RECORDS FOR PROCESSING:

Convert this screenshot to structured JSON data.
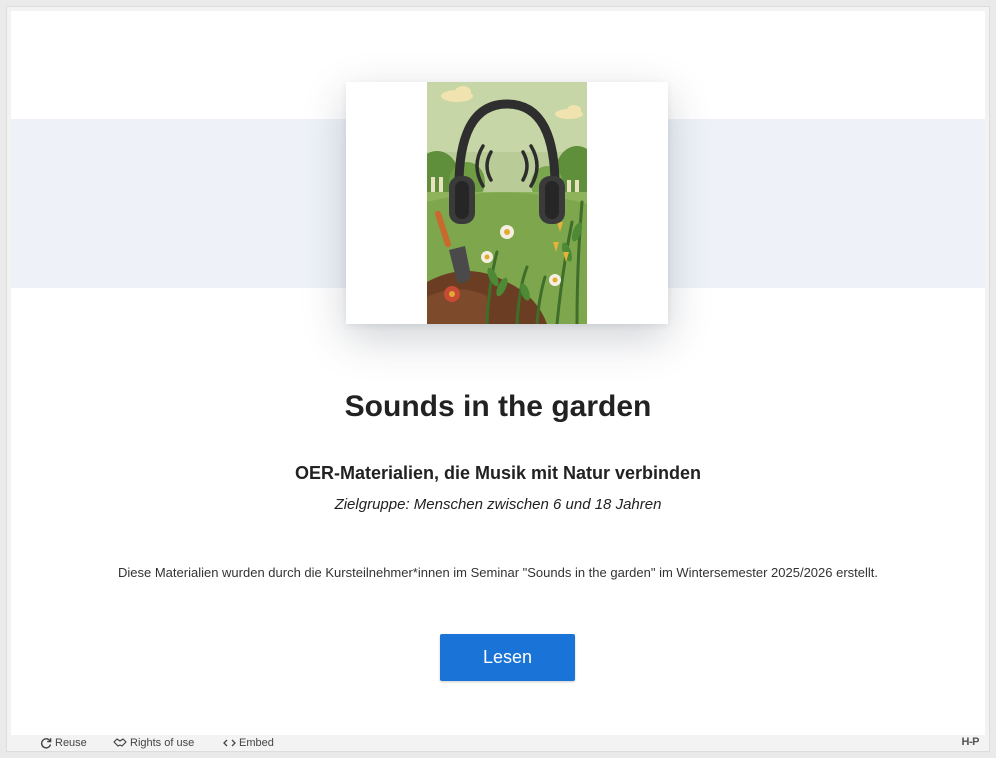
{
  "main": {
    "title": "Sounds in the garden",
    "subtitle": "OER-Materialien, die Musik mit Natur verbinden",
    "audience": "Zielgruppe: Menschen zwischen 6 und 18 Jahren",
    "description": "Diese Materialien wurden durch die Kursteilnehmer*innen im Seminar \"Sounds in the garden\" im Wintersemester 2025/2026 erstellt.",
    "read_button": "Lesen"
  },
  "footer": {
    "reuse_label": "Reuse",
    "rights_label": "Rights of use",
    "embed_label": "Embed",
    "logo_text": "H-P"
  },
  "colors": {
    "accent": "#1a73d6",
    "band": "#eef2f8"
  },
  "icons": [
    "reuse-icon",
    "rights-of-use-icon",
    "embed-icon",
    "h5p-logo"
  ]
}
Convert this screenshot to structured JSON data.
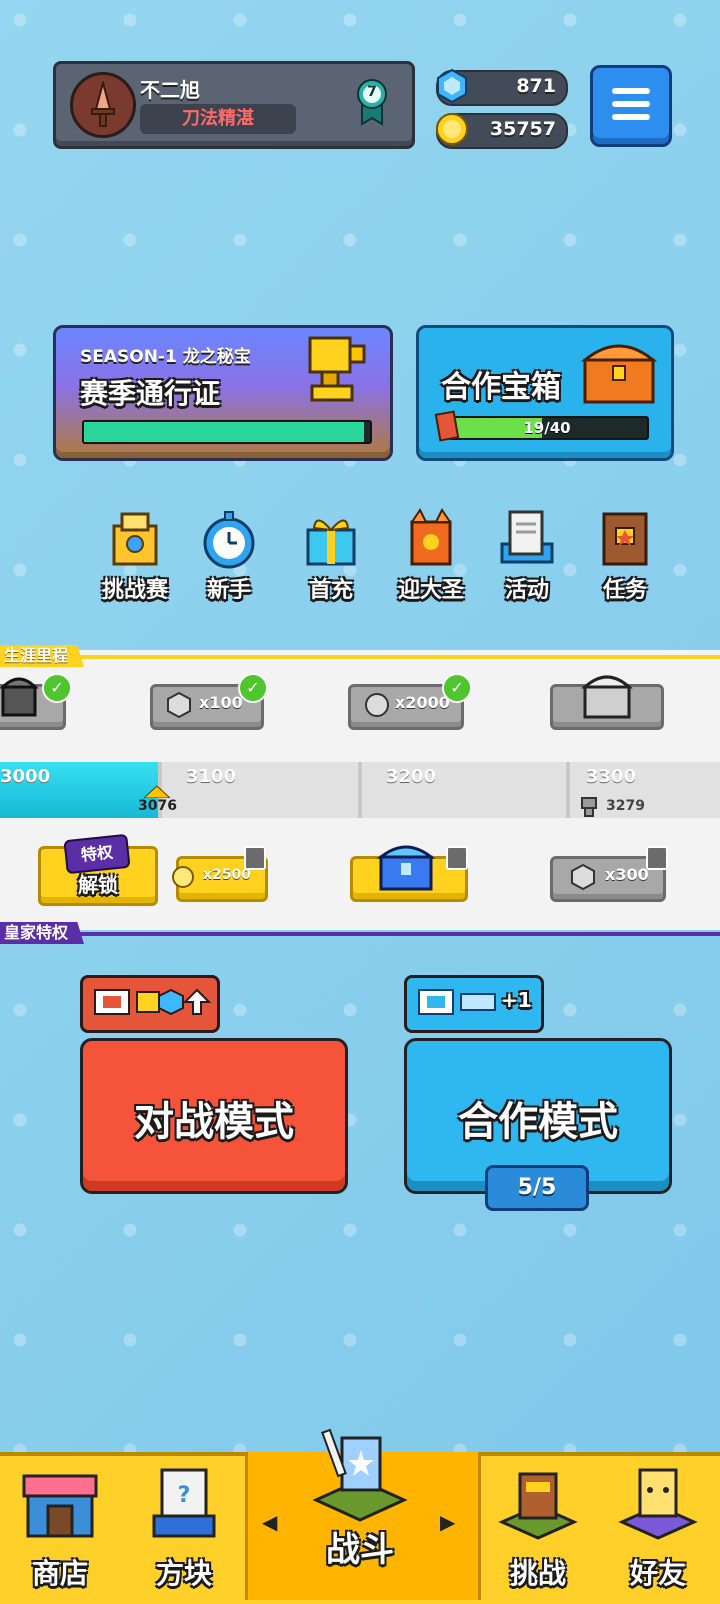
{
  "profile": {
    "name": "不二旭",
    "title": "刀法精湛",
    "rank": "7"
  },
  "currency": {
    "gems": "871",
    "coins": "35757"
  },
  "season": {
    "label": "SEASON-1 龙之秘宝",
    "title": "赛季通行证",
    "progress": 0.98
  },
  "coop_chest": {
    "title": "合作宝箱",
    "progress_text": "19/40",
    "progress": 0.475
  },
  "features": [
    {
      "label": "挑战赛",
      "icon": "tournament-icon"
    },
    {
      "label": "新手",
      "icon": "stopwatch-icon"
    },
    {
      "label": "首充",
      "icon": "gift-icon"
    },
    {
      "label": "迎大圣",
      "icon": "monkey-king-icon"
    },
    {
      "label": "活动",
      "icon": "event-icon"
    },
    {
      "label": "任务",
      "icon": "quest-book-icon"
    }
  ],
  "career": {
    "label": "生涯里程",
    "rewards_top": [
      "",
      "x100",
      "x2000",
      ""
    ],
    "ticks": [
      "3000",
      "3100",
      "3200",
      "3300"
    ],
    "current": "3076",
    "trophies": "3279",
    "progress": 0.22,
    "rewards_bottom": [
      "解锁",
      "x2500",
      "",
      "x300"
    ],
    "premium_badge": "特权"
  },
  "royal": {
    "label": "皇家特权"
  },
  "modes": {
    "battle": {
      "label": "对战模式"
    },
    "coop": {
      "label": "合作模式",
      "counter": "5/5",
      "bonus": "+1"
    }
  },
  "nav": [
    {
      "label": "商店",
      "icon": "shop-icon"
    },
    {
      "label": "方块",
      "icon": "block-icon"
    },
    {
      "label": "战斗",
      "icon": "battle-icon"
    },
    {
      "label": "挑战",
      "icon": "challenge-icon"
    },
    {
      "label": "好友",
      "icon": "friends-icon"
    }
  ],
  "colors": {
    "battle": "#f5543a",
    "coop": "#2fb7ef",
    "nav": "#ffcf2a"
  }
}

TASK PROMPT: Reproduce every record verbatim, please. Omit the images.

REPLY:
Convert this screenshot to structured JSON data.
{
  "main": {
    "title": "Sounds in the garden",
    "subtitle": "OER-Materialien, die Musik mit Natur verbinden",
    "audience": "Zielgruppe: Menschen zwischen 6 und 18 Jahren",
    "description": "Diese Materialien wurden durch die Kursteilnehmer*innen im Seminar \"Sounds in the garden\" im Wintersemester 2025/2026 erstellt.",
    "read_button": "Lesen"
  },
  "footer": {
    "reuse_label": "Reuse",
    "rights_label": "Rights of use",
    "embed_label": "Embed",
    "logo_text": "H-P"
  },
  "colors": {
    "accent": "#1a73d6",
    "band": "#eef2f8"
  },
  "icons": [
    "reuse-icon",
    "rights-of-use-icon",
    "embed-icon",
    "h5p-logo"
  ]
}
Convert this screenshot to structured JSON data.
{
  "profile": {
    "name": "不二旭",
    "title": "刀法精湛",
    "rank": "7"
  },
  "currency": {
    "gems": "871",
    "coins": "35757"
  },
  "season": {
    "label": "SEASON-1 龙之秘宝",
    "title": "赛季通行证",
    "progress": 0.98
  },
  "coop_chest": {
    "title": "合作宝箱",
    "progress_text": "19/40",
    "progress": 0.475
  },
  "features": [
    {
      "label": "挑战赛",
      "icon": "tournament-icon"
    },
    {
      "label": "新手",
      "icon": "stopwatch-icon"
    },
    {
      "label": "首充",
      "icon": "gift-icon"
    },
    {
      "label": "迎大圣",
      "icon": "monkey-king-icon"
    },
    {
      "label": "活动",
      "icon": "event-icon"
    },
    {
      "label": "任务",
      "icon": "quest-book-icon"
    }
  ],
  "career": {
    "label": "生涯里程",
    "rewards_top": [
      "",
      "x100",
      "x2000",
      ""
    ],
    "ticks": [
      "3000",
      "3100",
      "3200",
      "3300"
    ],
    "current": "3076",
    "trophies": "3279",
    "progress": 0.22,
    "rewards_bottom": [
      "解锁",
      "x2500",
      "",
      "x300"
    ],
    "premium_badge": "特权"
  },
  "royal": {
    "label": "皇家特权"
  },
  "modes": {
    "battle": {
      "label": "对战模式"
    },
    "coop": {
      "label": "合作模式",
      "counter": "5/5",
      "bonus": "+1"
    }
  },
  "nav": [
    {
      "label": "商店",
      "icon": "shop-icon"
    },
    {
      "label": "方块",
      "icon": "block-icon"
    },
    {
      "label": "战斗",
      "icon": "battle-icon"
    },
    {
      "label": "挑战",
      "icon": "challenge-icon"
    },
    {
      "label": "好友",
      "icon": "friends-icon"
    }
  ],
  "colors": {
    "battle": "#f5543a",
    "coop": "#2fb7ef",
    "nav": "#ffcf2a"
  }
}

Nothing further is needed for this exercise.